TASK TO COMPLETE
Give back the data in full. Leave nothing out.

##############################

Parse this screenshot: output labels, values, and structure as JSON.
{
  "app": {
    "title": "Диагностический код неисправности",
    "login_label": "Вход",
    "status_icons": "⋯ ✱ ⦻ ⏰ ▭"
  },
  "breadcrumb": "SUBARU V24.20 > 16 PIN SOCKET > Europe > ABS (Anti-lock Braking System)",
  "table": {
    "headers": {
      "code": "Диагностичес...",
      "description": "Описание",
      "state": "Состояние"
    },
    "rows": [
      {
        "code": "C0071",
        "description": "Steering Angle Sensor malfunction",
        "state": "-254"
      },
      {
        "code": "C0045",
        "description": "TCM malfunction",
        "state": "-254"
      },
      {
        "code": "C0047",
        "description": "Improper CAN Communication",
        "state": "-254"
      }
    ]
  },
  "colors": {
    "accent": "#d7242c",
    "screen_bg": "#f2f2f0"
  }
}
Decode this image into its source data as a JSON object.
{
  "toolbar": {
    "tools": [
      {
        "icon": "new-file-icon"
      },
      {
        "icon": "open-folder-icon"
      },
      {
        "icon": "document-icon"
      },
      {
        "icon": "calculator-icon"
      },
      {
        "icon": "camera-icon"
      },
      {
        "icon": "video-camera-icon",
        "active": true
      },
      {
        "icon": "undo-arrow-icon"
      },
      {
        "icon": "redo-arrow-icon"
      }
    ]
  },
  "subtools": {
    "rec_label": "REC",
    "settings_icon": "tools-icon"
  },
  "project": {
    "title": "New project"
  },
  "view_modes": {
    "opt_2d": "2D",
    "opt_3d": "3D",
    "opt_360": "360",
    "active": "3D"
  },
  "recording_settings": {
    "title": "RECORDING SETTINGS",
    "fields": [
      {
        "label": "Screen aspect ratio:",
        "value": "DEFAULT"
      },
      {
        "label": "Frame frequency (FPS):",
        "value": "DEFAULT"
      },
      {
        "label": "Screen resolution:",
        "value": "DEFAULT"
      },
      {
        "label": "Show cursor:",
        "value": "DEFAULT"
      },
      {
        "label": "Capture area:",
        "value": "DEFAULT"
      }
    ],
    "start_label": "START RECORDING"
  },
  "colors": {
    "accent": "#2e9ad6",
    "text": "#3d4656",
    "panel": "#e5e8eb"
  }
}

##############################

SOLUTION FOR THIS PROBLEM
Parse this screenshot: output labels, values, and structure as JSON.
{
  "app": {
    "title": "Диагностический код неисправности",
    "login_label": "Вход",
    "status_icons": "⋯ ✱ ⦻ ⏰ ▭"
  },
  "breadcrumb": "SUBARU V24.20 > 16 PIN SOCKET > Europe > ABS (Anti-lock Braking System)",
  "table": {
    "headers": {
      "code": "Диагностичес...",
      "description": "Описание",
      "state": "Состояние"
    },
    "rows": [
      {
        "code": "C0071",
        "description": "Steering Angle Sensor malfunction",
        "state": "-254"
      },
      {
        "code": "C0045",
        "description": "TCM malfunction",
        "state": "-254"
      },
      {
        "code": "C0047",
        "description": "Improper CAN Communication",
        "state": "-254"
      }
    ]
  },
  "colors": {
    "accent": "#d7242c",
    "screen_bg": "#f2f2f0"
  }
}
Decode this image into its source data as a JSON object.
{
  "toolbar": {
    "tools": [
      {
        "icon": "new-file-icon"
      },
      {
        "icon": "open-folder-icon"
      },
      {
        "icon": "document-icon"
      },
      {
        "icon": "calculator-icon"
      },
      {
        "icon": "camera-icon"
      },
      {
        "icon": "video-camera-icon",
        "active": true
      },
      {
        "icon": "undo-arrow-icon"
      },
      {
        "icon": "redo-arrow-icon"
      }
    ]
  },
  "subtools": {
    "rec_label": "REC",
    "settings_icon": "tools-icon"
  },
  "project": {
    "title": "New project"
  },
  "view_modes": {
    "opt_2d": "2D",
    "opt_3d": "3D",
    "opt_360": "360",
    "active": "3D"
  },
  "recording_settings": {
    "title": "RECORDING SETTINGS",
    "fields": [
      {
        "label": "Screen aspect ratio:",
        "value": "DEFAULT"
      },
      {
        "label": "Frame frequency (FPS):",
        "value": "DEFAULT"
      },
      {
        "label": "Screen resolution:",
        "value": "DEFAULT"
      },
      {
        "label": "Show cursor:",
        "value": "DEFAULT"
      },
      {
        "label": "Capture area:",
        "value": "DEFAULT"
      }
    ],
    "start_label": "START RECORDING"
  },
  "colors": {
    "accent": "#2e9ad6",
    "text": "#3d4656",
    "panel": "#e5e8eb"
  }
}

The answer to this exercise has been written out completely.